[Data extracted from a collection]
+++
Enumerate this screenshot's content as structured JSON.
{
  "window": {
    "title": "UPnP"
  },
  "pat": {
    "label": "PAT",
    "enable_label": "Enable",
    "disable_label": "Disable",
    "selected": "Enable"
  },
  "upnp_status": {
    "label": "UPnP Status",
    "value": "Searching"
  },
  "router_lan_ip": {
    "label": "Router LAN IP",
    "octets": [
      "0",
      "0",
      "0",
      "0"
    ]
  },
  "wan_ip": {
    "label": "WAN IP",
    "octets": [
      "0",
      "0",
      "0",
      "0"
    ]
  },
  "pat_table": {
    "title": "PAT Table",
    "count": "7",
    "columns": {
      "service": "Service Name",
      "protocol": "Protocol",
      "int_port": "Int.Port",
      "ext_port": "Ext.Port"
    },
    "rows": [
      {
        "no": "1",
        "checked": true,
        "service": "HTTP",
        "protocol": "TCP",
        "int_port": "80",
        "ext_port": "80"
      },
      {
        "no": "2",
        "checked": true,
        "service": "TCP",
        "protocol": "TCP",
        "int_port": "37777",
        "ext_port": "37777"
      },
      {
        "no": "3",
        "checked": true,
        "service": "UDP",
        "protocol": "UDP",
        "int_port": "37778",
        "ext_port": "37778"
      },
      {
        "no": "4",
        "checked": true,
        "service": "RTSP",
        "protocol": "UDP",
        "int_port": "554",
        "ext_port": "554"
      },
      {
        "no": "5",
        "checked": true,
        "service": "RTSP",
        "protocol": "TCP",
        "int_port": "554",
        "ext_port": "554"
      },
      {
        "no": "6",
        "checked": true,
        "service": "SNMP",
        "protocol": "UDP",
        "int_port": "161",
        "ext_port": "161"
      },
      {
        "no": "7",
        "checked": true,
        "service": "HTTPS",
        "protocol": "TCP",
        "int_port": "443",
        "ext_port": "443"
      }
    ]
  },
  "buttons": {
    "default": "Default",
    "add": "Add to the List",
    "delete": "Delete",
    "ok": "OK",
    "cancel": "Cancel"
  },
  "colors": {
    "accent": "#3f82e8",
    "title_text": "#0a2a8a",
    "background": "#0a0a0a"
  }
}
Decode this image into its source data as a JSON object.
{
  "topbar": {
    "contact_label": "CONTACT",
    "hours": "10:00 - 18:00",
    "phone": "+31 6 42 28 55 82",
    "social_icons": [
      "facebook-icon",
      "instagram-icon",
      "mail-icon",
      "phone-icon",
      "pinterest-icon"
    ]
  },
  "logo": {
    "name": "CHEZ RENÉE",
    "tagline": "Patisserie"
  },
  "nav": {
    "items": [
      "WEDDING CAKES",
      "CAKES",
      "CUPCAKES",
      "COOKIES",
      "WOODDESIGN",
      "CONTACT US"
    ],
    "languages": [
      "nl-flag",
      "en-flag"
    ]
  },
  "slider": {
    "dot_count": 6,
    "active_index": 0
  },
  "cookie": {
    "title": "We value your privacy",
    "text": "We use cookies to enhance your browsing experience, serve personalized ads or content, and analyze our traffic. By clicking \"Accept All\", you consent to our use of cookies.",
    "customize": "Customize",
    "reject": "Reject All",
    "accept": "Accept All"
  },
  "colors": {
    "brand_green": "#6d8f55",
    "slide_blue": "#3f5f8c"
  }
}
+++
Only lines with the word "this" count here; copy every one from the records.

- RESPONSE TO THE TASK
Enumerate this screenshot's content as structured JSON.
Decode this image into its source data as a JSON object.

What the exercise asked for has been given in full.